If a line below contains the string "icon", copy it out.

---------- RAW DATA

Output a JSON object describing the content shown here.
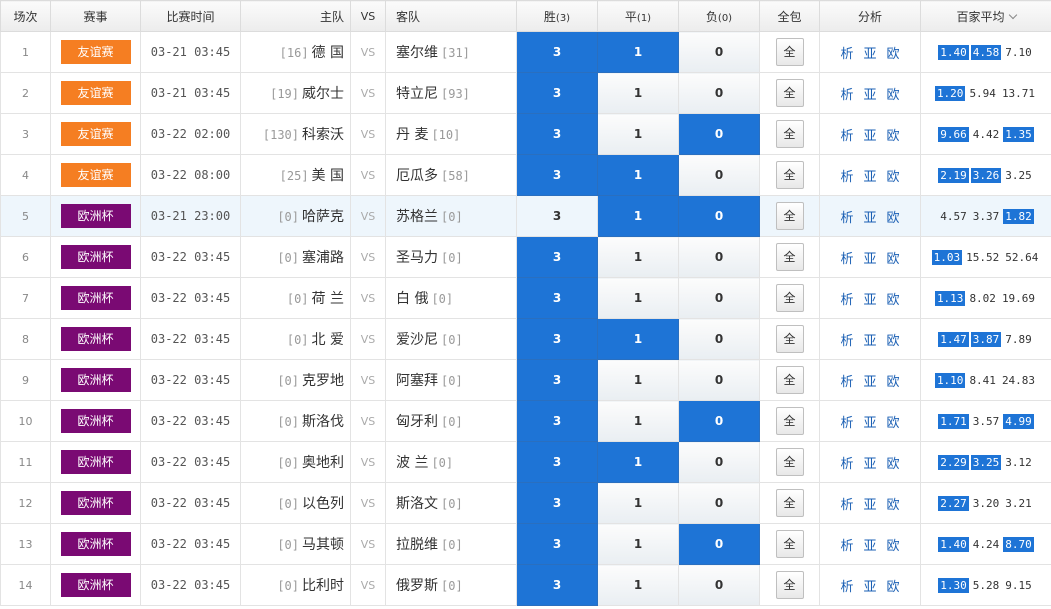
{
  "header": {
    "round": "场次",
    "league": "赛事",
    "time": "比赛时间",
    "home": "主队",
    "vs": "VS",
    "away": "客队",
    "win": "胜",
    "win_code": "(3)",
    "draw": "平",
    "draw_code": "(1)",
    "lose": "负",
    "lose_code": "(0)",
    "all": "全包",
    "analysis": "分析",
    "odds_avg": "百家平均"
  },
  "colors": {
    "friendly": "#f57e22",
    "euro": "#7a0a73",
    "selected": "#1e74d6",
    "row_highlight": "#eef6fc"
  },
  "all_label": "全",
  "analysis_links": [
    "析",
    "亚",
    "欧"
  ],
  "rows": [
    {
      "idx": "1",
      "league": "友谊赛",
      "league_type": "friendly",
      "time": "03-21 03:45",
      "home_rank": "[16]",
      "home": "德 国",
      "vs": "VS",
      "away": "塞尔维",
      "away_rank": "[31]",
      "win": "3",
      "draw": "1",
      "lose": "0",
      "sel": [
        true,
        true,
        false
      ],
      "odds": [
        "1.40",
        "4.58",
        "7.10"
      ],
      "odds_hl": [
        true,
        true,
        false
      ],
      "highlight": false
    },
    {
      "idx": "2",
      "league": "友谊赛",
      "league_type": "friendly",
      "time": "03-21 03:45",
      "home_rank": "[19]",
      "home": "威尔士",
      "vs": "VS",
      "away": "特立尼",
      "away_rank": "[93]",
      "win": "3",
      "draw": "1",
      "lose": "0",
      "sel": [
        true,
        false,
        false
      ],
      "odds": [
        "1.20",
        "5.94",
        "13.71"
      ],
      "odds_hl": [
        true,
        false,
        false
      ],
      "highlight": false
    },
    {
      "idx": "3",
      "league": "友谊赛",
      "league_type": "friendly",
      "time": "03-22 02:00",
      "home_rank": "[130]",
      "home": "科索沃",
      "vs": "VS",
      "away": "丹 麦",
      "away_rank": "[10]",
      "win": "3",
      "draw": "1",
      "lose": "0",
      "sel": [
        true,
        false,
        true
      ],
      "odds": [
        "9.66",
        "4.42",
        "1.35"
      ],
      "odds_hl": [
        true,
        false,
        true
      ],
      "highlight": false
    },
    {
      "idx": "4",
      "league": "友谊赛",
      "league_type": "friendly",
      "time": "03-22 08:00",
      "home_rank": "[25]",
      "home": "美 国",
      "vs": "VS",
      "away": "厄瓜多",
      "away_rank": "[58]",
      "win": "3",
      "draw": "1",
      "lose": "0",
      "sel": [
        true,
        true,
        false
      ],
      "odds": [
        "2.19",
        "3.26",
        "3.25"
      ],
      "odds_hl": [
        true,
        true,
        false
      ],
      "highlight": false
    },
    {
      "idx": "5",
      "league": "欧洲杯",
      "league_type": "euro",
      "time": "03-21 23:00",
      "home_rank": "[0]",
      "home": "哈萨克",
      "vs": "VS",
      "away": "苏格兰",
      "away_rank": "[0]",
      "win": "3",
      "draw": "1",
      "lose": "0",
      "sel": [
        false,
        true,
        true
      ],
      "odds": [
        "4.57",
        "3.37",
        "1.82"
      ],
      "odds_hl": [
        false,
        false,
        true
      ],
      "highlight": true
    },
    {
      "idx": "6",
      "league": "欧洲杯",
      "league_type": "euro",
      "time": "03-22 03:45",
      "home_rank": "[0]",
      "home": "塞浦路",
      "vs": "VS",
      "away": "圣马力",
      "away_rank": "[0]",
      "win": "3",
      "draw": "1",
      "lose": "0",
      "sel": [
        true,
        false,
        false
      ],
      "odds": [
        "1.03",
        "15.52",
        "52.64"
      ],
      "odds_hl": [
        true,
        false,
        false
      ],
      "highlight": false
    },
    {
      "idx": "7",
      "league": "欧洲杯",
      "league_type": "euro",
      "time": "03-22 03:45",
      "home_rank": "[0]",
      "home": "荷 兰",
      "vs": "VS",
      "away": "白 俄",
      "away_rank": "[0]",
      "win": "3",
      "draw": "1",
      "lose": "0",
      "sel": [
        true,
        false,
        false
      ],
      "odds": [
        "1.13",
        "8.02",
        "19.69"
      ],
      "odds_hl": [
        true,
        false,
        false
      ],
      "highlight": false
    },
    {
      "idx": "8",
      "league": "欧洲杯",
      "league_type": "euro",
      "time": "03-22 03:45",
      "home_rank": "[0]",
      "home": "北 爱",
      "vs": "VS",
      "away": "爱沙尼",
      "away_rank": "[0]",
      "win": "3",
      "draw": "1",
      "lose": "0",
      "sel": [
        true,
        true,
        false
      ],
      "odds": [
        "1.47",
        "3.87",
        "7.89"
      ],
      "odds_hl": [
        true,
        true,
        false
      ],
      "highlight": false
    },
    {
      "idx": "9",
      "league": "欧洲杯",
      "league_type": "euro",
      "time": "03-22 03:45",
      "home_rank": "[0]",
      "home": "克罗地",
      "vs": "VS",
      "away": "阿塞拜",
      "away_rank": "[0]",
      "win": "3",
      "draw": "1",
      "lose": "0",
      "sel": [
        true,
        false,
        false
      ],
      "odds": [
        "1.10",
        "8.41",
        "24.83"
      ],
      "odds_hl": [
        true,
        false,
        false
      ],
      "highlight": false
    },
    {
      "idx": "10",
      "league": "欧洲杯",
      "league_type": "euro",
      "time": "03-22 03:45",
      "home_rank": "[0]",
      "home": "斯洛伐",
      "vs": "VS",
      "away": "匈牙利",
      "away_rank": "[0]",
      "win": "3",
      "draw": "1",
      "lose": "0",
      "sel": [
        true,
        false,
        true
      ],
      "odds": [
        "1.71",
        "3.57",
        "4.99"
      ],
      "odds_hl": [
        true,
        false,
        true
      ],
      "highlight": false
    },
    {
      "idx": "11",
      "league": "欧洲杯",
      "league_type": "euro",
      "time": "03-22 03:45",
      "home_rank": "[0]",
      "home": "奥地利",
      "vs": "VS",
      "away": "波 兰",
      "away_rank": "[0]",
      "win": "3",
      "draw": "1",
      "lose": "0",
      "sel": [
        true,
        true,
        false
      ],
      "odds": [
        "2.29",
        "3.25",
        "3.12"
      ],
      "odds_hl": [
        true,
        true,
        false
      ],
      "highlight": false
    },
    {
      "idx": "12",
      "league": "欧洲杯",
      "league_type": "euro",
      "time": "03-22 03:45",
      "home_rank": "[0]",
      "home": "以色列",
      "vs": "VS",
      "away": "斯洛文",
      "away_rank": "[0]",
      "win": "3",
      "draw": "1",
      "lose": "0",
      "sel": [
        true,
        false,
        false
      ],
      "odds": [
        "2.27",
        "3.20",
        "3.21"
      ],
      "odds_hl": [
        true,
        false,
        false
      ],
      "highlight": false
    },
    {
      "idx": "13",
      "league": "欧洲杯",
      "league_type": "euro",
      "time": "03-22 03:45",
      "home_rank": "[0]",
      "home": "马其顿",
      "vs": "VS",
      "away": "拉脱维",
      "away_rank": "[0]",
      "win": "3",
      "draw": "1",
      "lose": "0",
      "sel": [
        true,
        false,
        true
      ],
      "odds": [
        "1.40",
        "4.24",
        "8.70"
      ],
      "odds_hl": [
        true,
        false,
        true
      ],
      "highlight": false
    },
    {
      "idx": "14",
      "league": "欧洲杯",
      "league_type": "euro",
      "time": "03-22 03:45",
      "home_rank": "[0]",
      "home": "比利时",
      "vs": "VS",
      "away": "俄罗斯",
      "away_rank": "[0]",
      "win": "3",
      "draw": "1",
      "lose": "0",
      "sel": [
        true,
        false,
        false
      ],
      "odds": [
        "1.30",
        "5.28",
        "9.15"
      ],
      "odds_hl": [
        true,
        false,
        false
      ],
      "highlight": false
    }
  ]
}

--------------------
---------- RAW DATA

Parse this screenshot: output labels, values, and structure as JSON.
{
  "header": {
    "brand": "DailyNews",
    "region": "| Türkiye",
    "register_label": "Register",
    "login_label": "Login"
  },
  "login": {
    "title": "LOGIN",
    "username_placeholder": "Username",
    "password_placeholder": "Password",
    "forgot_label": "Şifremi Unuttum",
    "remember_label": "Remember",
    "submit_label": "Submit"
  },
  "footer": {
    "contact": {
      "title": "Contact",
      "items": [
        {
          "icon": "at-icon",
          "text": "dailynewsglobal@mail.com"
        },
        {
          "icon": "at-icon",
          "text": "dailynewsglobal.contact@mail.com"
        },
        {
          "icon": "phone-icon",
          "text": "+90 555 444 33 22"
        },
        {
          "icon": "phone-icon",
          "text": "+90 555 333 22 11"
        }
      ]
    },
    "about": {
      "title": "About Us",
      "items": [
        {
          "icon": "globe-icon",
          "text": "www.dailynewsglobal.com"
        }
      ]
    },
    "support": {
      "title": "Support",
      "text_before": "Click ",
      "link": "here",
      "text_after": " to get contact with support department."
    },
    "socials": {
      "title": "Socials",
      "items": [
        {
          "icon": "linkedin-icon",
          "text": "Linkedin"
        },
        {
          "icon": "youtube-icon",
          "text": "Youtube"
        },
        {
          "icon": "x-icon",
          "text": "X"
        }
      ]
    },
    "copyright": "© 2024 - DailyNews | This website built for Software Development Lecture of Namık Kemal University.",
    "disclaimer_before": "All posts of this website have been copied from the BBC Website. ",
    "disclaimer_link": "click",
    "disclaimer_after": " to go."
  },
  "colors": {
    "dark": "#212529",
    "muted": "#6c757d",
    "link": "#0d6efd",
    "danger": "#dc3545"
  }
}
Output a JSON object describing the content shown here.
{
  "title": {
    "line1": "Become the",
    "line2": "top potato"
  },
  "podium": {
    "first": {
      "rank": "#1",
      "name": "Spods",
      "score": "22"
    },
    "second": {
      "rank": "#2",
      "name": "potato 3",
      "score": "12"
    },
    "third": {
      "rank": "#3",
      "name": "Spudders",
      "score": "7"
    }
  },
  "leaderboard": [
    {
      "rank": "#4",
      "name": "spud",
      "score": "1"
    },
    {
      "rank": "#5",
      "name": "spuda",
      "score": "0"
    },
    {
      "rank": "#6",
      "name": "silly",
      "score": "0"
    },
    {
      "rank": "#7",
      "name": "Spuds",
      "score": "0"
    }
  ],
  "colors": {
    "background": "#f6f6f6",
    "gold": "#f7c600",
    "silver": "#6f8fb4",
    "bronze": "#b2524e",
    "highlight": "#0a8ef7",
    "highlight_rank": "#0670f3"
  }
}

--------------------

• **RESULT OF THE EXERCISE**
          "icon": "at-icon",
          "icon": "at-icon",
          "icon": "phone-icon",
          "icon": "phone-icon",
          "icon": "globe-icon",
          "icon": "linkedin-icon",
          "icon": "youtube-icon",
          "icon": "x-icon",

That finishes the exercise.